Michael Hann: Pat Benatar’s Best Shots is the best 99p I’ve ever spent
There’s one area of pop that remains critically unrehabilitated. It’s not that it’s derided, more that it’s ignored. It’s as if it never happened, despite the fact this music was the sound of dozens of hits, from some of the biggest artists in the world. It’s that point in the late 1970s and early 1980s when mainstream artists took notice of punk and new wave and sharpened up their acts. There’s just one album from this microgenre that has entered the canon, Fleetwood Mac’s Tusk, but that doesn’t really fit the bill, since Lindsey Buckingham didn’t sharpen up their act so much as deconstruct it entirely.
I’m thinking instead of artists such as The Romantics and Rick Springfield. I’m thinking of Billy Joel around the time of Glass Houses (can I be honest with you? It’s Still Rock’n’Roll to Me is one of my favourite ever singles). I’m thinking especially of Pat Benatar, whose early 80s singles are one of the great runs of pop, and almost entirely unappreciated these days. I’d go so far as to say that Pat Benatar’s Best Shots is the best 99p I’ve ever spent (thank you, Kentish Town Oxfam): Love Is a Battlefield! We Belong! Hit Me With Your Best Shot!

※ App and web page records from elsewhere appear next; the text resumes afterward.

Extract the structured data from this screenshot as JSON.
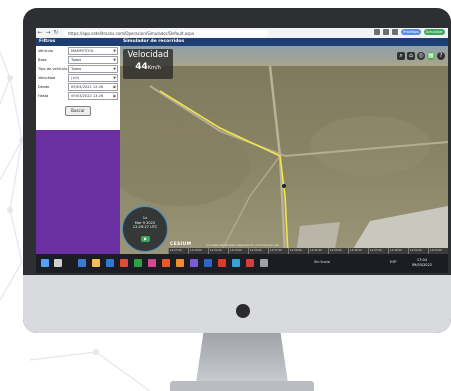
{
  "browser": {
    "url": "https://app.satelitracks.com/Operacion/Simulador/Default.aspx",
    "ext_labels": [
      "Procesos",
      "Actualizar"
    ]
  },
  "sidebar": {
    "title": "Filtros",
    "fields": [
      {
        "label": "Vehículo",
        "value": "MAMPSTOOL",
        "control": "select"
      },
      {
        "label": "Base",
        "value": "Todos",
        "control": "select"
      },
      {
        "label": "Tipo de vehículo",
        "value": "Todos",
        "control": "select"
      },
      {
        "label": "Velocidad",
        "value": "(>0)",
        "control": "select"
      },
      {
        "label": "Desde",
        "value": "09/03/2022 12:26",
        "control": "date"
      },
      {
        "label": "Hasta",
        "value": "09/03/2022 13:26",
        "control": "date"
      }
    ],
    "search_label": "Buscar"
  },
  "main": {
    "title": "Simulador de recorridos",
    "speed_title": "Velocidad",
    "speed_value": "44",
    "speed_unit": "Km/h",
    "tools": [
      "search-icon",
      "home-icon",
      "globe-icon",
      "layers-icon",
      "help-icon"
    ],
    "gauge": {
      "speed": "1x",
      "date": "Mar 9 2022",
      "time": "12:29:27 UTC",
      "play": "▶︎"
    },
    "cesium_label": "CESIUM",
    "credits": "ion  Data attribution  Upgrade for commercial use",
    "timeline_ticks": [
      "12:27:00",
      "12:29:00",
      "12:31:00",
      "12:33:00",
      "12:35:00",
      "12:37:00",
      "12:39:00",
      "12:41:00",
      "12:43:00",
      "12:45:00",
      "12:47:00",
      "12:49:00",
      "12:51:00",
      "12:53:00"
    ]
  },
  "taskbar": {
    "weather": "Sin lluvia",
    "lang": "ESP",
    "time": "17:04",
    "date": "09/03/2022"
  },
  "colors": {
    "header_blue": "#1c3e74",
    "sidebar_purple": "#6a2fa0",
    "route_yellow": "#f2e44a"
  }
}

These are great, great songs, proof that when songwriters and musicians who really know what they’re doing take a look at the zeitgeist, they can be a lot more fun than the zeitgeist ever gets round to being. I suspect I’m not alone in my love for these songs; when I play one during a DJ set, the air is punched, the choruses are hollered. And then everyone goes home and never thinks about Pat Benatar ever again.